It could be said that Ames True Temper is at the root of all lawn and garden tool manufacturers in the US. Tracing its history to 1774, the firm was founded as a shovel maker by John Ames. Today it's one of the largest suppliers of non-powered yard equipment in North America. Its product portfolio includes long-handle tools, planters, pruning and striking tools, wheelbarrows, hoses and hose reels, and snow tools. Products are marketed under the Ames, True Temper, Hound Dog, Jackson Professional, Razor-Back, and Union Tools brand names. They are sold in North America, Europe, and Australia via mass merchandisers, wholesalers, and distributors. Ames True Temper is owned by plastics maker Griffon Corporation.
Up until fall 2010 Ames True Temper had been controlled by affiliates of Castle Harlan. Griffon Corporation acquired Ames True Temper for more than $540 million. The deal, mostly funded by a $500 million loan and some $75 million in cash, is expected to boost Griffon's earnings and cash flow in 2011. Castle Harlan also profited from the sale, as the company originally paid $380 million for Ames True Temper in 2004.
In the US, Ames True Temper relies on retailers in the home center and mass merchandiser industries, such as Home Depot, Lowe's Companies, and Wal-Mart. Griffon bolted Southern Sales & Marketing on to the tool maker in late 2011. The $23 million deal for the Southern Patio brand name pots and planters business enhances the Ames True Temper portfolio of landscape accessories. Fueling Ames True Temper's global potential, Southern Patio brings offices in the US as well as China, Taiwan and the Dominican Republic. In the same acquisitive spirit, Ames True Temper's Australian unit in 2010 scooped up certain assets of West Barrows Mix Pty, including the Westmix and Kelso brands, as well as manufacturing facilities in Australia, for about $12.7 million. Westmix manufactures wheelbarrows, cement mixers, hand trolleys, compactors, and bricksaws.

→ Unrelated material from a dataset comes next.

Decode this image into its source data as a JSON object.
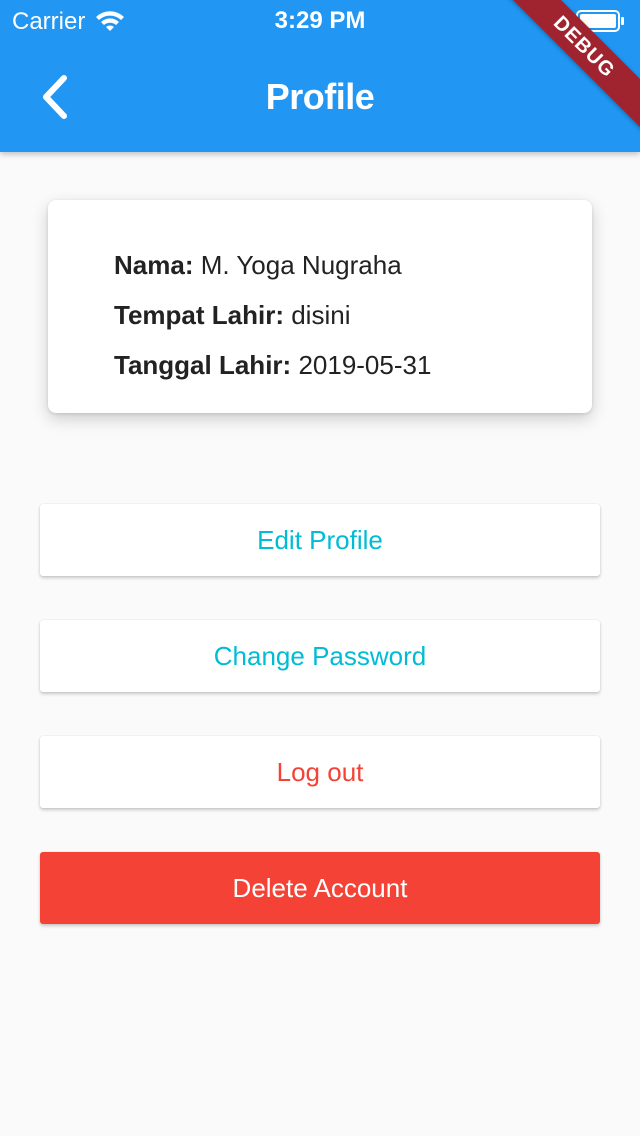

The slowdown in demand, however, forced Ames True Temper in late 2009 to shutter its distribution center in Kentucky. It maintains two distribution facilities in Nevada and Pennsylvania, as well as international distribution locations in Australia, Canada, and Ireland. Ames True Temper also uses a third-party distribution center in Mexico. The company points to its leaner supply chain, which helps to deliver products more quickly and cheaply.
A series of name changes have accompanied Ames True Temper's growth. It hung out its shingle as The Old Stone Forge in 1808. It later became The American Fork and Hoe Company. In 1949 the company was renamed True Temper to reflect the process of tempering steel. The Ames and True Temper Companies merged in 1999. – less